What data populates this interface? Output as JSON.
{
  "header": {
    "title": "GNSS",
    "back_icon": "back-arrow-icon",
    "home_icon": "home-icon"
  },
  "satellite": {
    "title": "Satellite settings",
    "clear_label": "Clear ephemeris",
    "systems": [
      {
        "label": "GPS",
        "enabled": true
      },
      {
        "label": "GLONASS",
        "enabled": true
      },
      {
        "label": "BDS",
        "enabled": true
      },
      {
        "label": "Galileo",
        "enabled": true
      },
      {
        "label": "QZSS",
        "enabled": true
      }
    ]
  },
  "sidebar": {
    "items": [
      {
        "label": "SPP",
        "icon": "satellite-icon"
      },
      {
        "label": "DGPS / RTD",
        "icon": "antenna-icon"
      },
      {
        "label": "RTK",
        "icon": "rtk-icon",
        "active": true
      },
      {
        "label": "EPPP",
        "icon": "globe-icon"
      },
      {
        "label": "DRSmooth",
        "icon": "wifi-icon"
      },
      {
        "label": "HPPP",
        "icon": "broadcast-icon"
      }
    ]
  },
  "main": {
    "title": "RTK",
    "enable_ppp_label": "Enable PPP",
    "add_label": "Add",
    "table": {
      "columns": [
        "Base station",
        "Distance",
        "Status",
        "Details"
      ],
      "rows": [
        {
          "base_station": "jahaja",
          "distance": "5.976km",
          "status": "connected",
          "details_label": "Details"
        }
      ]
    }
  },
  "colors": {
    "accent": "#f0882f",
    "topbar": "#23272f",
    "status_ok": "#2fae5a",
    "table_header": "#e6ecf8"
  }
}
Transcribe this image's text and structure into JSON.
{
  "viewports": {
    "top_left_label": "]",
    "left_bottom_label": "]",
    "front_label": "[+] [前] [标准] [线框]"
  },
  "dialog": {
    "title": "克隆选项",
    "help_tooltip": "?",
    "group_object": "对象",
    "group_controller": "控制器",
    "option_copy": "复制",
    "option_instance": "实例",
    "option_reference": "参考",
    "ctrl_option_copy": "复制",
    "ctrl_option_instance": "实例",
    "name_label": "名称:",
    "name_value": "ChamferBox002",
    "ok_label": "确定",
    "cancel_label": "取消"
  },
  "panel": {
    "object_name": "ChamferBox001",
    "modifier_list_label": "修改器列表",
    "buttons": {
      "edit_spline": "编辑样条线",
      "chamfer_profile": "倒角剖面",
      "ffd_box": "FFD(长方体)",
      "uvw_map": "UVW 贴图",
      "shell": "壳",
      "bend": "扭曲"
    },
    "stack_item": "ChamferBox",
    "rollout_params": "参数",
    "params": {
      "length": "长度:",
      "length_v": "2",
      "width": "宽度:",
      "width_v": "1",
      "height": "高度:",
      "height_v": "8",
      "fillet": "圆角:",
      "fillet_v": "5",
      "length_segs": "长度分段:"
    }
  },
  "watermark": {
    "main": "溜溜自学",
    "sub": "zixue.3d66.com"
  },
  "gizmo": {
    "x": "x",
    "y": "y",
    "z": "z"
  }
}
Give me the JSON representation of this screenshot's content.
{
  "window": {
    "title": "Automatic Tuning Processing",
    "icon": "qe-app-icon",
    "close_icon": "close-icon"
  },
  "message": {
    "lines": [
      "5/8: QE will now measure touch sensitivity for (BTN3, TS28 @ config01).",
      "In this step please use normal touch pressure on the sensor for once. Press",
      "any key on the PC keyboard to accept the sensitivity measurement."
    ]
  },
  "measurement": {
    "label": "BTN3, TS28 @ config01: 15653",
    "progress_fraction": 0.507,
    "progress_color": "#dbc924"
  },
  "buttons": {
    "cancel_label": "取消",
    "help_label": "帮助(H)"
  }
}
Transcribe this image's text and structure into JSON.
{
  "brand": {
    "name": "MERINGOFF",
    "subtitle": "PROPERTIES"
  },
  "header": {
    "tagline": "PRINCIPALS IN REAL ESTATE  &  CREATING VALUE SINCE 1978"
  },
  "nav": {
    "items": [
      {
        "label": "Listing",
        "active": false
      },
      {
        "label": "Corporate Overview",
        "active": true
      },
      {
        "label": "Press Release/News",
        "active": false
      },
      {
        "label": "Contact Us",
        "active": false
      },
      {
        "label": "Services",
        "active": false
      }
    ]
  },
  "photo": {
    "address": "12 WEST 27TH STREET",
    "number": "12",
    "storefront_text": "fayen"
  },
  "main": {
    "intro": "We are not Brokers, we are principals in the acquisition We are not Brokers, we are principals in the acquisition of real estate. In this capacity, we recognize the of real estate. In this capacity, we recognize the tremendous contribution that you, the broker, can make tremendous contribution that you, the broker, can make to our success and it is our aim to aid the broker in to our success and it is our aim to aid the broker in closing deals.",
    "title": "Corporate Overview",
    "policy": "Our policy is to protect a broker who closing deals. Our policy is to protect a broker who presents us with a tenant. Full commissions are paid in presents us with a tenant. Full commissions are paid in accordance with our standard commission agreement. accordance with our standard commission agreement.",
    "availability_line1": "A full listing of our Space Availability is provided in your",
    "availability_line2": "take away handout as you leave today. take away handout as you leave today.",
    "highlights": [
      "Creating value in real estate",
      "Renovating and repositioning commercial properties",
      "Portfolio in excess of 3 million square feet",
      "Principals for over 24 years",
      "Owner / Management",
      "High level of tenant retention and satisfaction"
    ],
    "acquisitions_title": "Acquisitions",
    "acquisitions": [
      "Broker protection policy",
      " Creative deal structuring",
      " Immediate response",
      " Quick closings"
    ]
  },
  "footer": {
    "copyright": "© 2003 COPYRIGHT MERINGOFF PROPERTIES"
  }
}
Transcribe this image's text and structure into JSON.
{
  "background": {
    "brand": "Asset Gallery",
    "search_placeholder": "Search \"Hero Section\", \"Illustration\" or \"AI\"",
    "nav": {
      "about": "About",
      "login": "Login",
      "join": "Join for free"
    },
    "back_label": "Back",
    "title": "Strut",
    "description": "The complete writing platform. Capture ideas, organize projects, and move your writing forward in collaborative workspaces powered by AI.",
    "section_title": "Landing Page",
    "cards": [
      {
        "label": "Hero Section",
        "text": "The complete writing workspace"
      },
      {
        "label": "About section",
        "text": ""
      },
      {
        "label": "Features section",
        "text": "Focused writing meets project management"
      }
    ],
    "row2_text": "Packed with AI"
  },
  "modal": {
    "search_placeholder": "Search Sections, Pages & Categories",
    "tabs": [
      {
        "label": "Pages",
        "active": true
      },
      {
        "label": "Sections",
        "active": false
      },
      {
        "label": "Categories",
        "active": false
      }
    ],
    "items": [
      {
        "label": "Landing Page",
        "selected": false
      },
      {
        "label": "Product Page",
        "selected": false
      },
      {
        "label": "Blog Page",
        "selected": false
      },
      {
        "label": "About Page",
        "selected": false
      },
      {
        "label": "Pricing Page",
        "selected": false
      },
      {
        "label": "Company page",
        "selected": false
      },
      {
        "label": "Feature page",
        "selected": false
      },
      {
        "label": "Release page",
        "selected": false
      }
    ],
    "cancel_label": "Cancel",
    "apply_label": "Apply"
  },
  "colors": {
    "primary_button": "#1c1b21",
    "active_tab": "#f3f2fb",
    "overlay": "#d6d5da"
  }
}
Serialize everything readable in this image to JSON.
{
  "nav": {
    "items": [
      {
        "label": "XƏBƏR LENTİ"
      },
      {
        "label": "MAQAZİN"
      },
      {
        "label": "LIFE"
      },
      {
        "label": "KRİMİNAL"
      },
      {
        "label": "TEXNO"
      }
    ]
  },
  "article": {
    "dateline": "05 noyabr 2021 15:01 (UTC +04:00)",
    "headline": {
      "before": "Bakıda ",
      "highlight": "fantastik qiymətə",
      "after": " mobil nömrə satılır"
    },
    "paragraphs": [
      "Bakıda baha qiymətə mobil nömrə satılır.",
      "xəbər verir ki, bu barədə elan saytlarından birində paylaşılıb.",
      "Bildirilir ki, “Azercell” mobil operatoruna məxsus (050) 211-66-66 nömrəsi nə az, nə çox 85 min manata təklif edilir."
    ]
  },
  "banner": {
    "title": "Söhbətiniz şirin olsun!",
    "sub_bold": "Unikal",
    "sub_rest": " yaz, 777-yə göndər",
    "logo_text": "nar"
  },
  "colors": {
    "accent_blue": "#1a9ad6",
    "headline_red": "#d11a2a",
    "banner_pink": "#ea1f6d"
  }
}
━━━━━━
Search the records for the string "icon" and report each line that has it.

→ **SOLVED EXERCISE**:
    "back_icon": "back-arrow-icon",
    "home_icon": "home-icon"
        "icon": "satellite-icon"
        "icon": "antenna-icon"
        "icon": "rtk-icon",
        "icon": "globe-icon"
        "icon": "wifi-icon"
        "icon": "broadcast-icon"
    "icon": "qe-app-icon",
    "close_icon": "close-icon"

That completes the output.